Task description: The complete listing that follows is to be set down again, exactly as it appears.
-- Material supplied follows --
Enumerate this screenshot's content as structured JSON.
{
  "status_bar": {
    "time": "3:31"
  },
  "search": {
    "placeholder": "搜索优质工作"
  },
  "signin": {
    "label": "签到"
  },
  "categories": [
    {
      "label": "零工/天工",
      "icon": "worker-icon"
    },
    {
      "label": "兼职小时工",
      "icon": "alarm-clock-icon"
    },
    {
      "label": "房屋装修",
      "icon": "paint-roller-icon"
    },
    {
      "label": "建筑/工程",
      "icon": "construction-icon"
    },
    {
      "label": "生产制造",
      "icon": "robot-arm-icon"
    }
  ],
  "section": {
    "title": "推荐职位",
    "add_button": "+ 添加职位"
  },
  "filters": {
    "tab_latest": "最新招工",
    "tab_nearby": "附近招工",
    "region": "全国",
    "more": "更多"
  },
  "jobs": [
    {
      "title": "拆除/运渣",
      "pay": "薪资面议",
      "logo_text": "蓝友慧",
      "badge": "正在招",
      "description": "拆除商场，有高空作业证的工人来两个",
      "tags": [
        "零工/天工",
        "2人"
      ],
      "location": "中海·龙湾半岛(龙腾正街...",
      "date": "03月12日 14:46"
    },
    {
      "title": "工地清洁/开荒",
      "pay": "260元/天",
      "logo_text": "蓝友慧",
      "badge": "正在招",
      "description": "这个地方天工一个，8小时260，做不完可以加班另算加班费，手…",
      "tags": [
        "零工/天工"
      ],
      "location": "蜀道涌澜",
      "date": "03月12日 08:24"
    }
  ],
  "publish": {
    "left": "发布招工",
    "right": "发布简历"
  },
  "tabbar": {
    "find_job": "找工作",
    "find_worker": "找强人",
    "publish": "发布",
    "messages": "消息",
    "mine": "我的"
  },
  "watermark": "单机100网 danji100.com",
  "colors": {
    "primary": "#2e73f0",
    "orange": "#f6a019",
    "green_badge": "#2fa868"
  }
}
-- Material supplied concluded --
The answer:
Enumerate this screenshot's content as structured JSON.
{
  "status_bar": {
    "time": "3:31"
  },
  "search": {
    "placeholder": "搜索优质工作"
  },
  "signin": {
    "label": "签到"
  },
  "categories": [
    {
      "label": "零工/天工",
      "icon": "worker-icon"
    },
    {
      "label": "兼职小时工",
      "icon": "alarm-clock-icon"
    },
    {
      "label": "房屋装修",
      "icon": "paint-roller-icon"
    },
    {
      "label": "建筑/工程",
      "icon": "construction-icon"
    },
    {
      "label": "生产制造",
      "icon": "robot-arm-icon"
    }
  ],
  "section": {
    "title": "推荐职位",
    "add_button": "+ 添加职位"
  },
  "filters": {
    "tab_latest": "最新招工",
    "tab_nearby": "附近招工",
    "region": "全国",
    "more": "更多"
  },
  "jobs": [
    {
      "title": "拆除/运渣",
      "pay": "薪资面议",
      "logo_text": "蓝友慧",
      "badge": "正在招",
      "description": "拆除商场，有高空作业证的工人来两个",
      "tags": [
        "零工/天工",
        "2人"
      ],
      "location": "中海·龙湾半岛(龙腾正街...",
      "date": "03月12日 14:46"
    },
    {
      "title": "工地清洁/开荒",
      "pay": "260元/天",
      "logo_text": "蓝友慧",
      "badge": "正在招",
      "description": "这个地方天工一个，8小时260，做不完可以加班另算加班费，手…",
      "tags": [
        "零工/天工"
      ],
      "location": "蜀道涌澜",
      "date": "03月12日 08:24"
    }
  ],
  "publish": {
    "left": "发布招工",
    "right": "发布简历"
  },
  "tabbar": {
    "find_job": "找工作",
    "find_worker": "找强人",
    "publish": "发布",
    "messages": "消息",
    "mine": "我的"
  },
  "watermark": "单机100网 danji100.com",
  "colors": {
    "primary": "#2e73f0",
    "orange": "#f6a019",
    "green_badge": "#2fa868"
  }
}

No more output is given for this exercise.